We as a society are obsessed with celebrity, citing big-names as a means of conversation or even validation. Inadvertently, whenever celebrities use their social media, such as Facebook or Twitter, fans use the words of celebrities as a means to craft their own ideology or thoughts. Today’s celebrities are somewhat aware that their words have tremendous impact on their fans, who will listen and do anything they say. Lady Gaga is one such example, who when she says anything her “little monsters” immediately embark on a mission to spread her message and words to others. Lady Gaga isn’t the only celebrity to have an intense fan base and following, but it emphasizes the point that she is saying the exact same thing as everyone else, but because it comes from Lady Gaga, it has more importance. Celebrity over content. Society’s obsession with celebrity is carefully packaged into The Player, thus the film discreetly functions as an indictment of audiences as well.

The fundamental message that comes from The Player is that morality or emotion are massive liabilities in the industry. If your mind isn’t on money or professional-climbing, this is the wrong industry for one to work in. It is no mystery as to why Tim Robbin’s acting style for Griffin Mills was to have him convey zero emotion throughout the entirety of the film. The cutthroat environment of the industry leaves him with no time to consider morality or emoting over life. He is a blank, hollow person and he enjoys being just that because that personality garners money and “socializing” with celebrities and other executives. He lives for the chase. He claims to hate the paranoia of the industry, but the truth is that he lavishes in it. In contrast, any character who exhibits morality is utterly destroyed personally or professionally. Morality gets in the way of money, therefore such persons who carry these characteristics are expendable. This is a Hollywood attitude that is still prevalent today.

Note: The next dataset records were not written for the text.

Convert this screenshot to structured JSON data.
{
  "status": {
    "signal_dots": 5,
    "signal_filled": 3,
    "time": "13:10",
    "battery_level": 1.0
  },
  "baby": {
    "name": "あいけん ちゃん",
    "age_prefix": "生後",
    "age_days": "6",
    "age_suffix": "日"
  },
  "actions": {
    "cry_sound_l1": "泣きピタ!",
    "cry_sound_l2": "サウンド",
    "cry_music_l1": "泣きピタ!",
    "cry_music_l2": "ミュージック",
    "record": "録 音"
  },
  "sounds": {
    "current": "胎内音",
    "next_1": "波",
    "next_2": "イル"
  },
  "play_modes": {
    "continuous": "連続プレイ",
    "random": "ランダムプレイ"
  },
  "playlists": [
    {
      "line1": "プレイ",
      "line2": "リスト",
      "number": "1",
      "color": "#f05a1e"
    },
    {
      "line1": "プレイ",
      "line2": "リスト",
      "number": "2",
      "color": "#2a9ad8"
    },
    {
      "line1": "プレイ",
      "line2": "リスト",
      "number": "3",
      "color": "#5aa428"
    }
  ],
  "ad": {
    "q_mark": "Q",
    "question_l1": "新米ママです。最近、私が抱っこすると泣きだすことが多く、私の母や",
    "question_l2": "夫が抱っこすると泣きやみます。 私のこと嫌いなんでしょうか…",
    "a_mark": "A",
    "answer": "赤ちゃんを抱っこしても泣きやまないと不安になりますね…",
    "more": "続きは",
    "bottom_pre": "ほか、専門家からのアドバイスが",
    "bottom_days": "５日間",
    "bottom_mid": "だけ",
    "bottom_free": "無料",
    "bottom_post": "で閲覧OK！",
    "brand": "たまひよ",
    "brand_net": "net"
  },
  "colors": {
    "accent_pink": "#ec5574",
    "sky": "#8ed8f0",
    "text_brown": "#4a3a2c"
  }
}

Ironically The Player‘s unconventional narrative and glaring expose of Hollywood is a product of immorality. The main plot of The Player is Griffin Mills being threatened by an anonymous screenwriter he had rejected. In a midst of arrogant rage, Mills locates the screenwriter and murders him…only it was the wrong screenwriter. In a twist of fate, Griffin is now being blackmailed by the real screenwriter, who ultimately has The Player, his screenplay, made into a movie. That is the hilarious touch of this film, that The Player was supposedly made because immorality forced it to be made. The screenwriter had to deviate from the convention of pitching an idea, to blackmailing and threatening to murder a producer into having it made. Of course, the film satirizes Hollywood even more with The Player’s deliberate fairytale ending that is so off-putting, so unconventional, so cookie-cutter, that one realizes the happy ending is the studio influences applied to this script. This actually brings the film full-circle, emphasizing that studios ultimately win and individualism is sacrificed for the sake of money.

The Player was nominated for three Oscars in 1993 for Best Director (Robert Altman), Best Adapted Screenplay (Michael Tolkin), and Film Editing. It didn’t win any. However, The Player did win Golden Globes for Best Motion Picture – Comedy or Musical and Best Performance by an Actor in a Motion Picture – Comedy or Musical (Tim Robbins).

Go Back to Features Page



Leave a Reply

Fill in your details below or click an icon to log in:

WordPress.com Logo

You are commenting using your WordPress.com account. Log Out /  Change )

Google+ photo

You are commenting using your Google+ account. Log Out /  Change )

Twitter picture

You are commenting using your Twitter account. Log Out /  Change )

Facebook photo

You are commenting using your Facebook account. Log Out /  Change )


Connecting to %s